-- Try it --
The entries below must be repeated exactly. None may be skipped.

-- Information given --
▬▬▬▬▬▬

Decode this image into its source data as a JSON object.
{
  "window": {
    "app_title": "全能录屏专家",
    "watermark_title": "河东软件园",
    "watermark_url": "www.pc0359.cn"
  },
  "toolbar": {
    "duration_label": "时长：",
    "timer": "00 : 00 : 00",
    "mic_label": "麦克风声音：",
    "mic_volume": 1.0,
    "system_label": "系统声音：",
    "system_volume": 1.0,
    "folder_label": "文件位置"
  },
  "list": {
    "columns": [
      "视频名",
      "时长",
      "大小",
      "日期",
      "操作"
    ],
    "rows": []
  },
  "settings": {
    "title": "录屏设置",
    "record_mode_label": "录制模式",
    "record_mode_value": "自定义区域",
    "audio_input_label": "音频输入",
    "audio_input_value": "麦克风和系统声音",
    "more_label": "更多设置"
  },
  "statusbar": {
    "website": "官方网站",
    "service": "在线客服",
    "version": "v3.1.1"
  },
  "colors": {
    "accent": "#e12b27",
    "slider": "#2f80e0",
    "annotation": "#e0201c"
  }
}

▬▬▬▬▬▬

-- Response --
Decode this image into its source data as a JSON object.
{
  "window": {
    "app_title": "全能录屏专家",
    "watermark_title": "河东软件园",
    "watermark_url": "www.pc0359.cn"
  },
  "toolbar": {
    "duration_label": "时长：",
    "timer": "00 : 00 : 00",
    "mic_label": "麦克风声音：",
    "mic_volume": 1.0,
    "system_label": "系统声音：",
    "system_volume": 1.0,
    "folder_label": "文件位置"
  },
  "list": {
    "columns": [
      "视频名",
      "时长",
      "大小",
      "日期",
      "操作"
    ],
    "rows": []
  },
  "settings": {
    "title": "录屏设置",
    "record_mode_label": "录制模式",
    "record_mode_value": "自定义区域",
    "audio_input_label": "音频输入",
    "audio_input_value": "麦克风和系统声音",
    "more_label": "更多设置"
  },
  "statusbar": {
    "website": "官方网站",
    "service": "在线客服",
    "version": "v3.1.1"
  },
  "colors": {
    "accent": "#e12b27",
    "slider": "#2f80e0",
    "annotation": "#e0201c"
  }
}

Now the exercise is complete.